“You know who they are,” said Maree Jones, communications specialist at Luckie & Company. “Those people who have taken it upon themselves to determine whether or not your post belongs on this platform. The idea that you have to be a different person on this channel is a bit old-fashioned. It’s 2017, and the lines are so blurred between who we are and what we do for a living. The ironic thing is (and one of the reasons I love LinkedIn) that by commenting that a post isn’t appropriate, it actually extends the reach of said post. LOL. Classic.”

13. Don’t view it as just another
“I’m more active on it now than ever and not because I’m job-seeking,” commented Carly Walsh, senior manager, communications and PR at Vox Media. “I find it useful for inspiration, connecting with fascinating people and staying current on industry trends. … Finally it’s content worth liking/sharing and not because it’s a puppy or baby post.”

14. Audience analysis can drive your sophisticated strategies
“From that research, take it a step further and develop personas so you can customize your content to that target audience,” advised Kirsten Chiala, digital content lead/social media communications at Cisco. “Even though we sit in corporate communications, we have found it’s also best to have a diverse mix of stories on LinkedIn that includes thought leadership along with content that drills deeper into our solutions, products and services. Our team has also benefited from … content calendars with vertical and regional teams.”

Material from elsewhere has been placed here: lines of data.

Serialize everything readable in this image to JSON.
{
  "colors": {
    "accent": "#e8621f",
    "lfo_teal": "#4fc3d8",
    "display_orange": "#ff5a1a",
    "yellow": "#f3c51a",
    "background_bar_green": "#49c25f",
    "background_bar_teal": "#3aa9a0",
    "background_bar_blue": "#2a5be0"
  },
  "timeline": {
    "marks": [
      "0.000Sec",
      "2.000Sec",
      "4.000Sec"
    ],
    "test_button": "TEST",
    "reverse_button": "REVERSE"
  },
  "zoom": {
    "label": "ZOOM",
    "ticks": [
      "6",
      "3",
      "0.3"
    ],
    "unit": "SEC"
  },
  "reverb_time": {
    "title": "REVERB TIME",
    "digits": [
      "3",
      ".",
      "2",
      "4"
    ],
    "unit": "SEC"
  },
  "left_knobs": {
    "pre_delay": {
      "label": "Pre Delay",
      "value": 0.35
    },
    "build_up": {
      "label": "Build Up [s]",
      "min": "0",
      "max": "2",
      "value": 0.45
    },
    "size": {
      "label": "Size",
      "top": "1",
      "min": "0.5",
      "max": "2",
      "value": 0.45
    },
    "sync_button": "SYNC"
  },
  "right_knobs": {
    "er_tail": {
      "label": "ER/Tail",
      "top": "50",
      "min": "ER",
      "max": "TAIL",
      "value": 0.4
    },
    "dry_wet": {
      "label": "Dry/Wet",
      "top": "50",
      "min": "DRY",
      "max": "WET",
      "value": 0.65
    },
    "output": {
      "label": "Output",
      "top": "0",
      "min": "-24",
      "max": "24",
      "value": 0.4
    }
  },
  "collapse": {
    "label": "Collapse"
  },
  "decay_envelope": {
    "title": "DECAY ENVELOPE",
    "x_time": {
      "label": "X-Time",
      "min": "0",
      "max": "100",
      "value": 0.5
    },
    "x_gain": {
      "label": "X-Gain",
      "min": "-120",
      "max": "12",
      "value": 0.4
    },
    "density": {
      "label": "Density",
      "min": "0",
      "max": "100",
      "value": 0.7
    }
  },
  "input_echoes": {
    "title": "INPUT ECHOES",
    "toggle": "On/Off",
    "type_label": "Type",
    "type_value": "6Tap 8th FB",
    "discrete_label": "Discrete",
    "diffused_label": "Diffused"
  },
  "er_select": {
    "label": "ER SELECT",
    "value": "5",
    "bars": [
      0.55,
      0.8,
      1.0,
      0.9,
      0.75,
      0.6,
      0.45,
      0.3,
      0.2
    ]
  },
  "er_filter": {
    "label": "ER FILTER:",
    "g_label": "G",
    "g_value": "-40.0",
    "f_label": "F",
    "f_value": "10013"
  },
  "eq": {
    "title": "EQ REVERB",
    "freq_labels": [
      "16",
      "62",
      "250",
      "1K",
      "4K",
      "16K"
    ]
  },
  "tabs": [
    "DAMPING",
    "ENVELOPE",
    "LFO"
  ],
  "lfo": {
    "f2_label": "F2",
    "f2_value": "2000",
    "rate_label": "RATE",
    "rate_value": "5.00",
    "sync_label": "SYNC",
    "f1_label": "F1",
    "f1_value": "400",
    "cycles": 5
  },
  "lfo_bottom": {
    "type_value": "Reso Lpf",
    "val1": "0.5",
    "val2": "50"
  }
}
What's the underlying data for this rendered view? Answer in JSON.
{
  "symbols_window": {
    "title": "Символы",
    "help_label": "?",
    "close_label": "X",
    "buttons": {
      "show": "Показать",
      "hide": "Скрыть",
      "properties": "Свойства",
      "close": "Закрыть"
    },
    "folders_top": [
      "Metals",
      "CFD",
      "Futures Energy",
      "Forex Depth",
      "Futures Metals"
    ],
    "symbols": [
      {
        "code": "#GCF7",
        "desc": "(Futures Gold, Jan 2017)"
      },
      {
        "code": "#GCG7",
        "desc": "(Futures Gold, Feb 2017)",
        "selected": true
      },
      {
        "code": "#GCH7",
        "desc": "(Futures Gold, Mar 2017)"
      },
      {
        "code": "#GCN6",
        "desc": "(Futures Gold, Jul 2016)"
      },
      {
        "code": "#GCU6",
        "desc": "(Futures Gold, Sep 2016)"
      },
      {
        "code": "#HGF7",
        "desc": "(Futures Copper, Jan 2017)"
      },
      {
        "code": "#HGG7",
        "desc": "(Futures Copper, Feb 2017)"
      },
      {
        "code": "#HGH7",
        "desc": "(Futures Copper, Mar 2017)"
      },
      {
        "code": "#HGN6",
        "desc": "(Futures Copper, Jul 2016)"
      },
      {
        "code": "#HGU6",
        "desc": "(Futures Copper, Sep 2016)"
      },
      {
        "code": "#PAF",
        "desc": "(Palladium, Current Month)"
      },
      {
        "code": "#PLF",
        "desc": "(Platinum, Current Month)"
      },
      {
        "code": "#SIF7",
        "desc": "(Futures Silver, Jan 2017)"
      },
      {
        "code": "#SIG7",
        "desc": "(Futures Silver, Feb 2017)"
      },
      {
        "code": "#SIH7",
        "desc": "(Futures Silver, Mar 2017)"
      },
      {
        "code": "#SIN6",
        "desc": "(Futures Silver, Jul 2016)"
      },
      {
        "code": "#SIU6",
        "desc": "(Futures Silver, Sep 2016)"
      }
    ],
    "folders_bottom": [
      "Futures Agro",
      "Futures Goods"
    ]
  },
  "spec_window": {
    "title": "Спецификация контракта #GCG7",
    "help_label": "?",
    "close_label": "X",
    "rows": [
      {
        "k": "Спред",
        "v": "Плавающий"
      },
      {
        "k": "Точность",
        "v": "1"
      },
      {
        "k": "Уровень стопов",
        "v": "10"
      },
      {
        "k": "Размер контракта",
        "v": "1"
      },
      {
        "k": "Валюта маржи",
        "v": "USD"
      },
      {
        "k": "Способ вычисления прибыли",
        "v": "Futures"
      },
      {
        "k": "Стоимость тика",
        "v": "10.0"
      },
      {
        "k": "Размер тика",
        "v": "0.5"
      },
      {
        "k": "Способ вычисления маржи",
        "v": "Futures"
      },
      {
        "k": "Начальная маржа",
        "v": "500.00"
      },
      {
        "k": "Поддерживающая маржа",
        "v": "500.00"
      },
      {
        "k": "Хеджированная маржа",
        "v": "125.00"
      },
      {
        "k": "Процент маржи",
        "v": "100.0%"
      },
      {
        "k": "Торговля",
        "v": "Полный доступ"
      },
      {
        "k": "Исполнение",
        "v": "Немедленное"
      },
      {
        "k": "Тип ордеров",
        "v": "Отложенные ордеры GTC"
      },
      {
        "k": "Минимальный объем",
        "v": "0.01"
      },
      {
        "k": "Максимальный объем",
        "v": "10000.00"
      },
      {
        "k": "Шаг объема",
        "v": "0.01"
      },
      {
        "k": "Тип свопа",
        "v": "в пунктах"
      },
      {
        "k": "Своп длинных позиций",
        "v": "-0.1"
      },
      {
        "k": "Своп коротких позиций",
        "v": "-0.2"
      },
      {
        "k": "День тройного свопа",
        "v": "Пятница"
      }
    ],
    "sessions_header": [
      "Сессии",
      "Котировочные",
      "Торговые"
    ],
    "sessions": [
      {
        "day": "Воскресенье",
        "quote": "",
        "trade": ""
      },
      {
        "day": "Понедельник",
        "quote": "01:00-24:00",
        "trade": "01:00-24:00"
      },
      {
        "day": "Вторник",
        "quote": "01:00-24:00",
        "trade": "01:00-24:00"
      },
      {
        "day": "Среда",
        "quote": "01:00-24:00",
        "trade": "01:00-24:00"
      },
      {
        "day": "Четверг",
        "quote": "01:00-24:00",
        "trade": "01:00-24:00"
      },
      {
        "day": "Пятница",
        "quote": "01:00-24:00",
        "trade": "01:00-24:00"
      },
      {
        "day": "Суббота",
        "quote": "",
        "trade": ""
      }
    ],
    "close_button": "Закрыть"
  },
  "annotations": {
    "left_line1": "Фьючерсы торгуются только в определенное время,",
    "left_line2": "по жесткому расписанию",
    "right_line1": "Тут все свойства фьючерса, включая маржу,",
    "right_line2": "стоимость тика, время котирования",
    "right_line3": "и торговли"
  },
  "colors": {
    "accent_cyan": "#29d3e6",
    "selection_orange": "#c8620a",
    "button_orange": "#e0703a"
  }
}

15. And power marketing for the small fry
“Use the free analytics to see who your audience is hitting so you can make more appropriate content,” recommended Maja Stevanovich, group evp of Mungo Creative Group.

16. Consider lighter stuff for personal engagement
“My LinkedIn success story is related to the [New York] Yankees,” said Bill McCue, vp at Indicate Media Digital Public Relations. “I’ve been posting links to my company’s blog, and the traffic it’s generated has been OK. But when I posted a note about the Yankees wearing non-traditional uniforms last weekend, my feed blew up—nearly 2,000 views. So I guess the lesson learned here is mix up the ‘self promotional’ posts with things that are of general interest to your connections and their connections. Most of those views came from my secondary connections—not my immediate network.”

17. But remember who’s the boss
“It’s important to consider that once you’ve identified yourself as an employee of a company, you become a brand ambassador,” said Robyn Hannah, senior director, global communication at Dynamic Signal. “To your network, you are the brand, personified. As such, you want to add as much value to your network as your brand does to your customers or clients.”

18. Get the whole office involved
“The company page on LinkedIn should serve as a hub for content for the sales and recruiting teams,” said Elliot Schimel, CEO at Mission Control Marketing. “You only win if employees at your company leverage it to their network.”

19. Don’t compare it to Facebook
Marc Goldberg, CEO at Trust Metrics, said that while the Facebook news feed can become annoying when you accept too many “friends” on the platform, LinkedIn becomes an increasingly beneficial network as your audience grows. “Junior people eventually become senior people,” he explained.

20. Especially when it comes to ads
“Don’t use in-message-stream ads to [bolster] content-driven account-based marketing,” said David Dague, evp, marketing at Infutor Data Solutions. “Unlike Facebook where readers are more in leisure mode and likely to linger on content based ads and download content, LinkedIn readers are much more ‘quick scan and out.'”

@Chris_Heine Christopher Heine is a New York-based editor and writer.